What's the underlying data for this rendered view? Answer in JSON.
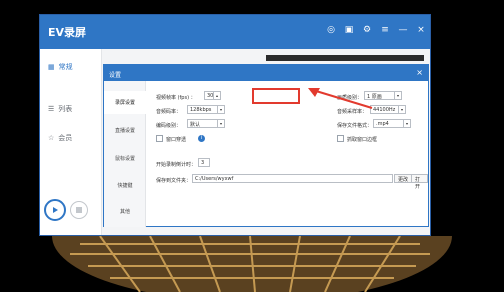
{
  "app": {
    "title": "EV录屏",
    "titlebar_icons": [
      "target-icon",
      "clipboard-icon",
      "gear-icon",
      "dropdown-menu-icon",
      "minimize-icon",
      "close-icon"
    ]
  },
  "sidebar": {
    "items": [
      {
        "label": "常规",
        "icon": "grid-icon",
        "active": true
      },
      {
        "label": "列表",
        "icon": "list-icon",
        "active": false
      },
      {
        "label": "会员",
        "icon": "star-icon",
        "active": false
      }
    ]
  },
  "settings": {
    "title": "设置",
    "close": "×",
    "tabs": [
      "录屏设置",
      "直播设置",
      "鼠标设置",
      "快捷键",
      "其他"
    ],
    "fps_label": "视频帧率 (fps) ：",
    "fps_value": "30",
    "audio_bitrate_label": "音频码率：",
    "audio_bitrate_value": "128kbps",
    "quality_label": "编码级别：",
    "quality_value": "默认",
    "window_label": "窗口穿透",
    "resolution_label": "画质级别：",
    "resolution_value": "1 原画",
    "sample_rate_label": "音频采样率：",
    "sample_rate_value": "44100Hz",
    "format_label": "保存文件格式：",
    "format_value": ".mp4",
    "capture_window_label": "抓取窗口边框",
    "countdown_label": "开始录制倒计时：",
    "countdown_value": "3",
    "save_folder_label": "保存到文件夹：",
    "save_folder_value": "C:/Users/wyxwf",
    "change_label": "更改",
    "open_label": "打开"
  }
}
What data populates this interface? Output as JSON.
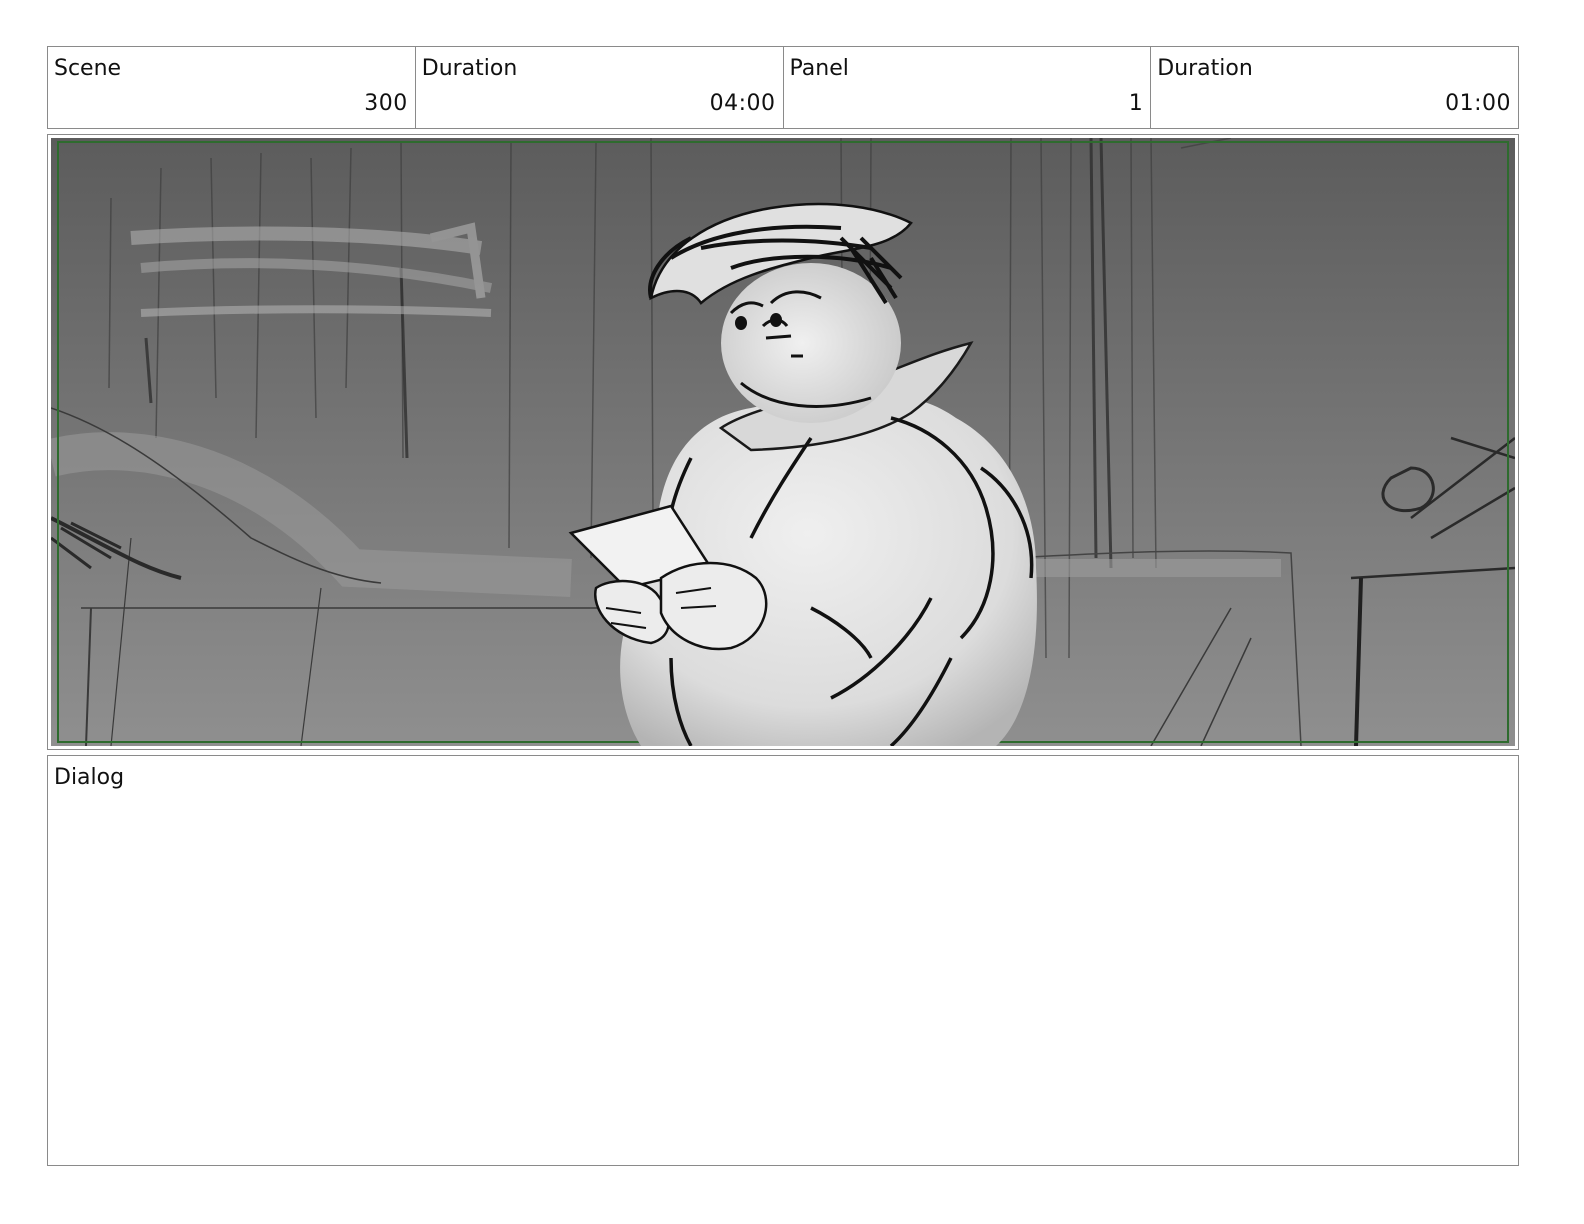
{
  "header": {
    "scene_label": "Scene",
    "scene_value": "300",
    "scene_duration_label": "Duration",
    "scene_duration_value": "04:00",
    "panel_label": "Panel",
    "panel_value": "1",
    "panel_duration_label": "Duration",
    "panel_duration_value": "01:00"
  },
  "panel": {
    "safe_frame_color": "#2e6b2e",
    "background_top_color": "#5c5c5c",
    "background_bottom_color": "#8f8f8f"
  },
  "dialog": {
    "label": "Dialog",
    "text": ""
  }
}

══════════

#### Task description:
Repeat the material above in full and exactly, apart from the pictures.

#### Exercise output:
What's the underlying data for this rendered view? Answer in JSON.
{
  "app": {
    "title": "EV录屏",
    "titlebar_icons": [
      "target-icon",
      "clipboard-icon",
      "gear-icon",
      "dropdown-menu-icon",
      "minimize-icon",
      "close-icon"
    ]
  },
  "sidebar": {
    "items": [
      {
        "label": "常规",
        "icon": "grid-icon",
        "active": true
      },
      {
        "label": "列表",
        "icon": "list-icon",
        "active": false
      },
      {
        "label": "会员",
        "icon": "star-icon",
        "active": false
      }
    ]
  },
  "settings": {
    "title": "设置",
    "close": "×",
    "tabs": [
      "录屏设置",
      "直播设置",
      "鼠标设置",
      "快捷键",
      "其他"
    ],
    "fps_label": "视频帧率 (fps) ：",
    "fps_value": "30",
    "audio_bitrate_label": "音频码率：",
    "audio_bitrate_value": "128kbps",
    "quality_label": "编码级别：",
    "quality_value": "默认",
    "window_label": "窗口穿透",
    "resolution_label": "画质级别：",
    "resolution_value": "1 原画",
    "sample_rate_label": "音频采样率：",
    "sample_rate_value": "44100Hz",
    "format_label": "保存文件格式：",
    "format_value": ".mp4",
    "capture_window_label": "抓取窗口边框",
    "countdown_label": "开始录制倒计时：",
    "countdown_value": "3",
    "save_folder_label": "保存到文件夹：",
    "save_folder_value": "C:/Users/wyxwf",
    "change_label": "更改",
    "open_label": "打开"
  }
}
What data populates this interface? Output as JSON.
{
  "header": {
    "scene_label": "Scene",
    "scene_value": "300",
    "scene_duration_label": "Duration",
    "scene_duration_value": "04:00",
    "panel_label": "Panel",
    "panel_value": "1",
    "panel_duration_label": "Duration",
    "panel_duration_value": "01:00"
  },
  "panel": {
    "safe_frame_color": "#2e6b2e",
    "background_top_color": "#5c5c5c",
    "background_bottom_color": "#8f8f8f"
  },
  "dialog": {
    "label": "Dialog",
    "text": ""
  }
}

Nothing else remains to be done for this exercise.